One of the first things that people tend to ask you these days is something like “what do you do,” or “what do you do for a living?” It used to be an easy question for me to answer. I could talk about being an entrepreneur, or about being a business consultant, or perhaps even about being a Mom. At some point, around about age 45, I decided that I was living my life in the fast lane, at warp speed, I was tired, and I was ready for a major change. My children were 1 and 4 and I didn’t want to miss their childhood, and I certainly didn’t want to miss the best years of my life by simply working to earn more money and to buy more “stuff.”
When your life is lived on adrenaline, it is an intoxicating drug! Like any addiction, cold turkey is the toughest way to go. I made a conscious decision to first slow down, then re-evaluate once I had a little time and perspective. Many changes came about as a result of this hiatus, but in all, the end result was the realization that when you are on the hamster wheel, you can’t see it. I craved more time and more happiness, but was at a complete loss as to how to get those things when I was too busy to simply just be…
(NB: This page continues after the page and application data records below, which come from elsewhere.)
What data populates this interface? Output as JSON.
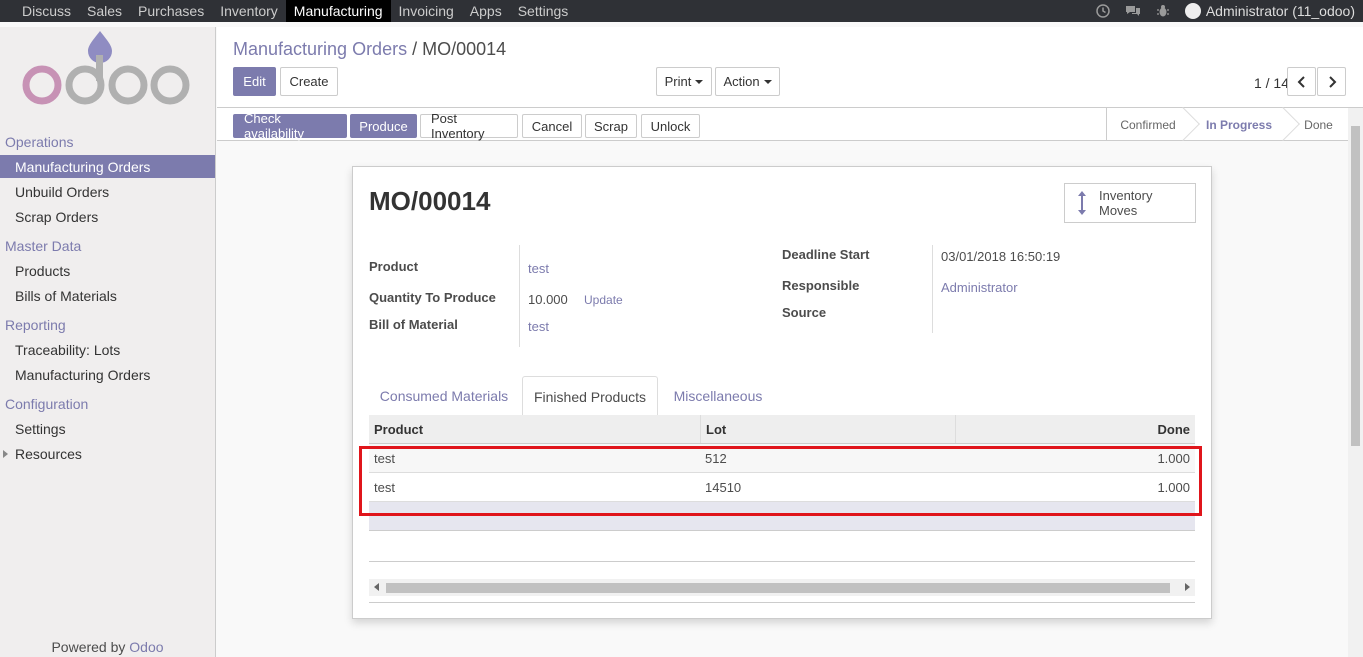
{
  "topbar": {
    "menu": [
      "Discuss",
      "Sales",
      "Purchases",
      "Inventory",
      "Manufacturing",
      "Invoicing",
      "Apps",
      "Settings"
    ],
    "active": "Manufacturing",
    "user": "Administrator (11_odoo)"
  },
  "sidebar": {
    "sections": [
      {
        "title": "Operations",
        "items": [
          "Manufacturing Orders",
          "Unbuild Orders",
          "Scrap Orders"
        ]
      },
      {
        "title": "Master Data",
        "items": [
          "Products",
          "Bills of Materials"
        ]
      },
      {
        "title": "Reporting",
        "items": [
          "Traceability: Lots",
          "Manufacturing Orders"
        ]
      },
      {
        "title": "Configuration",
        "items": [
          "Settings",
          "Resources"
        ]
      }
    ],
    "powered_prefix": "Powered by",
    "powered_brand": "Odoo"
  },
  "control": {
    "breadcrumb_parent": "Manufacturing Orders",
    "breadcrumb_sep": "/",
    "breadcrumb_current": "MO/00014",
    "edit": "Edit",
    "create": "Create",
    "print": "Print",
    "action": "Action",
    "pager": "1 / 14"
  },
  "statusbar": {
    "buttons": [
      "Check availability",
      "Produce",
      "Post Inventory",
      "Cancel",
      "Scrap",
      "Unlock"
    ],
    "stages": [
      "Confirmed",
      "In Progress",
      "Done"
    ],
    "current_stage": "In Progress"
  },
  "sheet": {
    "title": "MO/00014",
    "smart_button": {
      "line1": "Inventory",
      "line2": "Moves"
    },
    "fields": {
      "product_label": "Product",
      "product_value": "test",
      "qty_label": "Quantity To Produce",
      "qty_value": "10.000",
      "qty_action": "Update",
      "bom_label": "Bill of Material",
      "bom_value": "test",
      "deadline_label": "Deadline Start",
      "deadline_value": "03/01/2018 16:50:19",
      "responsible_label": "Responsible",
      "responsible_value": "Administrator",
      "source_label": "Source",
      "source_value": ""
    },
    "tabs": [
      "Consumed Materials",
      "Finished Products",
      "Miscellaneous"
    ],
    "active_tab": "Finished Products",
    "table": {
      "columns": [
        "Product",
        "Lot",
        "Done"
      ],
      "rows": [
        [
          "test",
          "512",
          "1.000"
        ],
        [
          "test",
          "14510",
          "1.000"
        ]
      ]
    }
  }
}
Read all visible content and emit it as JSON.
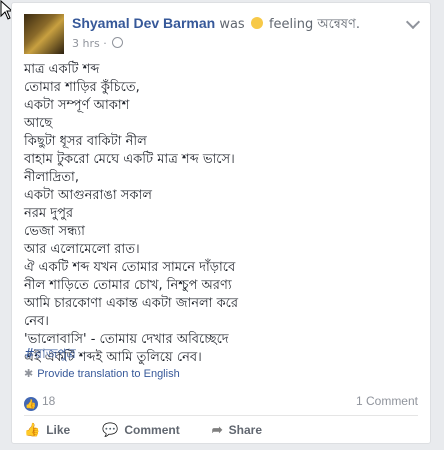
{
  "header": {
    "author": "Shyamal Dev Barman",
    "was": "was",
    "feeling": "feeling অন্বেষণ.",
    "time": "3 hrs ·"
  },
  "post": {
    "lines": [
      "মাত্র একটি শব্দ",
      "তোমার শাড়ির কুঁচিতে,",
      "একটা সম্পূর্ণ আকাশ",
      "আছে",
      "কিছুটা ধূসর বাকিটা নীল",
      "বাহাম টুকরো মেঘে একটি মাত্র শব্দ ভাসে।",
      "নীলাদ্রিতা,",
      "একটা আগুনরাঙা সকাল",
      "নরম দুপুর",
      "ভেজা সন্ধ্যা",
      "আর এলোমেলো রাত।",
      "ঐ একটি শব্দ যখন তোমার সামনে দাঁড়াবে",
      "নীল শাড়িতে তোমার চোখ, নিশ্চুপ অরণ্য",
      "আমি চারকোণা একান্ত একটা জানলা করে",
      "নেব।",
      "'ভালোবাসি' - তোমায় দেখার অবিচ্ছেদে",
      "এই একটি শব্দই আমি তুলিয়ে নেব।"
    ],
    "hashtag": "#রাজপুত্র",
    "translate": "Provide translation to English"
  },
  "stats": {
    "likes": "18",
    "comments": "1 Comment"
  },
  "actions": {
    "like": "Like",
    "comment": "Comment",
    "share": "Share"
  }
}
A few years of working less, taking time to find what made me happy, and mostly just “being” led me to realize that it is not a race to the finish line that makes me happy.
My children and I create New Years Goals together every year. Part of it is self-improvement focused, part is learning focused, and part is experiential. Along my journey, Keaton, my younger son, chose “smell the flowers” as his goal for the year. We spent an entire year stopping to smell the flowers every time we saw some. It remains a habit of our family to this day. The best thing about this learning was that you first have to notice the flowers! If you are truly present, it is amazing how many flowers surround us. I think we are often too focused on where we are going to see them. What else do we miss by being on the hamster wheel?
I saw this billboard about winning the lottery when I was with my kids one day in the city. We all noticed it at the same time. We all thought the same thing, in different ways. Why? What it takes to have more toys defeats the purpose of having toys. I had this business idea a long time ago that I would still love to do. It is part of the inspiration behind MotoSoul. A world wide toy sharing software app that lets you list your toys and trade the use of toys with others. Just like we learned to share when we were kids, why not do it as adults? I trade motorbikes with my friends all over the world. Anyone who wants to ride mine can. I have been able to ride cool bikes in many cool places by sharing. What about a boat? Or a car? Or a house? Why should we spend more time on a hamster wheel in order to buy more? Why not take more time off and share instead?
The MotoSoul concept has a deep element of sharing as one of its primary tenets. Sharing stories, sharing wisdom, sharing a vision, which will also lead to sharing of other things too, I am certain. We may not have people listing their toys on a website, but we will have people sharing stories around the campfires, making new friends, and offering their homes, their bikes, and other things too, to their new found friends, if they come to visit them in their hometowns.